Graphene Nucleation Density on Copper: Fundamental Role of Background Pressure

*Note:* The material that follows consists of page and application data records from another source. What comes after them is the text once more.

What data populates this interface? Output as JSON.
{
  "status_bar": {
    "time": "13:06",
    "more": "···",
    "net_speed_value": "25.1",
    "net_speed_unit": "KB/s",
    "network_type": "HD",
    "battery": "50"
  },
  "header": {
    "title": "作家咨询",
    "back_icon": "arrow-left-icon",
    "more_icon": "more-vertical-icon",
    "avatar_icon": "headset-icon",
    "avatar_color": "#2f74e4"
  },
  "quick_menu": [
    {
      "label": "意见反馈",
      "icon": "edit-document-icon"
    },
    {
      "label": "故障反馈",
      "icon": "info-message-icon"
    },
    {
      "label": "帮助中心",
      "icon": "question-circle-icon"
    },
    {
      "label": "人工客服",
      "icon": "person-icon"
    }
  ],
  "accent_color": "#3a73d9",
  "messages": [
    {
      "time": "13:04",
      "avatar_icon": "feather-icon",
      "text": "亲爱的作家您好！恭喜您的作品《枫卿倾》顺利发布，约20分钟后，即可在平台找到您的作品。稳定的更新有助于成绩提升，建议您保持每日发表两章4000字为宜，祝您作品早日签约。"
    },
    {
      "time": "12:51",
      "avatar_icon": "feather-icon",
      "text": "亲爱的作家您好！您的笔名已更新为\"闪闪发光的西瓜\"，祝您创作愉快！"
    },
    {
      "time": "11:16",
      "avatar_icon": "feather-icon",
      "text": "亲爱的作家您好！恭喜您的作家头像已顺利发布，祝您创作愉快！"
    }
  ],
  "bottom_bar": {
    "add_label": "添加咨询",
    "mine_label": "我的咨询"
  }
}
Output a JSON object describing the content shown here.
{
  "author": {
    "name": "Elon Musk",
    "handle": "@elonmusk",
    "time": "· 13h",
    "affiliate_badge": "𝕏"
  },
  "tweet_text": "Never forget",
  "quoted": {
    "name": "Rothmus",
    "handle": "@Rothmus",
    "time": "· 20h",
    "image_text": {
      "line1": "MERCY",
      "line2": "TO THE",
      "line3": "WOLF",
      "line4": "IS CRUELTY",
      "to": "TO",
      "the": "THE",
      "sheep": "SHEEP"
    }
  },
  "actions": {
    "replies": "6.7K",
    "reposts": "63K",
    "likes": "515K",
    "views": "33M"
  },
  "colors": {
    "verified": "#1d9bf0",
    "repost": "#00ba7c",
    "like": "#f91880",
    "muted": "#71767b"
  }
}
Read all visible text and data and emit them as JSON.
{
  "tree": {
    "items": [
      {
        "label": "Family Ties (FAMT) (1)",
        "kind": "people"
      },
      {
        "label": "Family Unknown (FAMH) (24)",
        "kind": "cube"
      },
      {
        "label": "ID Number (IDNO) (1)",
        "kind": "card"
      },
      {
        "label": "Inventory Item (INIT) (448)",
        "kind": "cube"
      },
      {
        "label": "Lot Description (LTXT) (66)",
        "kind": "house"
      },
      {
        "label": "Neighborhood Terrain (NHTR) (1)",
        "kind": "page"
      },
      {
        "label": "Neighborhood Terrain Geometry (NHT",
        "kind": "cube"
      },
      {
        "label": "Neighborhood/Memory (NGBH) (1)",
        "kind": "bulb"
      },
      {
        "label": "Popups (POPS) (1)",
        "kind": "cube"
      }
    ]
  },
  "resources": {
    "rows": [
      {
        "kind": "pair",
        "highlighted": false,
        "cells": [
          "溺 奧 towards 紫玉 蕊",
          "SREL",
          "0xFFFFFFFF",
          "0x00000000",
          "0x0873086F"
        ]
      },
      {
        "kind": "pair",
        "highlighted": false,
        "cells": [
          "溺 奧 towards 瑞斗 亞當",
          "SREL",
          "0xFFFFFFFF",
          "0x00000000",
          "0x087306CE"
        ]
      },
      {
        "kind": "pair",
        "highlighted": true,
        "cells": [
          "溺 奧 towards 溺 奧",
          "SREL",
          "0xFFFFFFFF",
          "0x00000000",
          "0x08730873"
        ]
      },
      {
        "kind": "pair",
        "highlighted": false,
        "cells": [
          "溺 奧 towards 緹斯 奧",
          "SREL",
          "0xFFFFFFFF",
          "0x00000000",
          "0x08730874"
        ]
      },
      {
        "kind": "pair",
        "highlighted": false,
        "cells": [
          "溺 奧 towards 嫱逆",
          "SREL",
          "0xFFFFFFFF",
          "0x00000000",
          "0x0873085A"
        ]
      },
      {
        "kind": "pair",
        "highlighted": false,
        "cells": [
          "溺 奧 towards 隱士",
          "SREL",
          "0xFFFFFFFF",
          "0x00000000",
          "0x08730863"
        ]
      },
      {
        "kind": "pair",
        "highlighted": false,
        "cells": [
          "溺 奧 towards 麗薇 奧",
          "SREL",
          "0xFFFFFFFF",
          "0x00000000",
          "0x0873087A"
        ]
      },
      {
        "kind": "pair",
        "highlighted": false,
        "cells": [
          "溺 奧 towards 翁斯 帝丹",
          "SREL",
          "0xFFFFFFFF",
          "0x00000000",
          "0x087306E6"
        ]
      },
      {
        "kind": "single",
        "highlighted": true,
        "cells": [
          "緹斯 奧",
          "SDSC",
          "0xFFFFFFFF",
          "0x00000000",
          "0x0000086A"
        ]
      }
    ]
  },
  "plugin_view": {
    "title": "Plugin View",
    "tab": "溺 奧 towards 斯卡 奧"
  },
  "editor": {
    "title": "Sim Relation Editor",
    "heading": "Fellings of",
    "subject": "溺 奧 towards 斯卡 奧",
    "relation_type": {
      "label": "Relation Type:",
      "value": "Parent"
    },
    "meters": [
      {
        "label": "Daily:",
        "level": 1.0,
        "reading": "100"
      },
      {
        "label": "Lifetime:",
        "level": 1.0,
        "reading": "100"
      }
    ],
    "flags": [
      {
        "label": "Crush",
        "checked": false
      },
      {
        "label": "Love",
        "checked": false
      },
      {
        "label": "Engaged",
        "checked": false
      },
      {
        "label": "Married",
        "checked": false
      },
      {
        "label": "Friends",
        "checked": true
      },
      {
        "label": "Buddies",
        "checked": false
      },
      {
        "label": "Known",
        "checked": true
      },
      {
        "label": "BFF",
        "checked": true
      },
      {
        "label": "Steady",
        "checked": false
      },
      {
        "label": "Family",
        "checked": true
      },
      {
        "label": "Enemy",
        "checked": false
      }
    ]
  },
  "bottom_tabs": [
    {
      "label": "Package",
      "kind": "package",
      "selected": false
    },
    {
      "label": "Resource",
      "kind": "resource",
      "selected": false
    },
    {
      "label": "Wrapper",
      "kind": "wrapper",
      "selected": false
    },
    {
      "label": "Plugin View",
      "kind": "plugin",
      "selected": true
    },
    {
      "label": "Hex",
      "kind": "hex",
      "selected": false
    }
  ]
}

In this paper we discuss the effect of background pressure and synthesis temperature on the graphene crystal sizes in chemical vapor deposition (CVD) on copper catalyst. For the first time, we quantitatively demonstrate a fundamental role of the background pressure and provide the activation energy for graphene nucleation in atmospheric pressure CVD (9 eV), which is substantially higher than for low pressure CVD (4 eV). We attribute the difference to a greater importance of copper sublimation in low pressure CVD, where severe copper evaporation likely dictates the desorption rate of active carbon from the surface. At atmospheric pressure, where copper evaporation is suppressed, the activation energy is assigned to the desorption energy of carbon clusters instead. The highest possible temperature, close to the melting point of copper, should be used for large single crystal graphene synthesis. Using these conditions, we have synthesized graphene single crystals approaching 1 mm in size. Single crystal nature of synthesized graphene was confirmed by low energy electron diffraction. We also demonstrate that CVD of graphene at temperatures below 1000 oC shows higher nucleation density on (111) than on (100) and (101) copper surfaces but there is no identifiable preference at higher temperatures.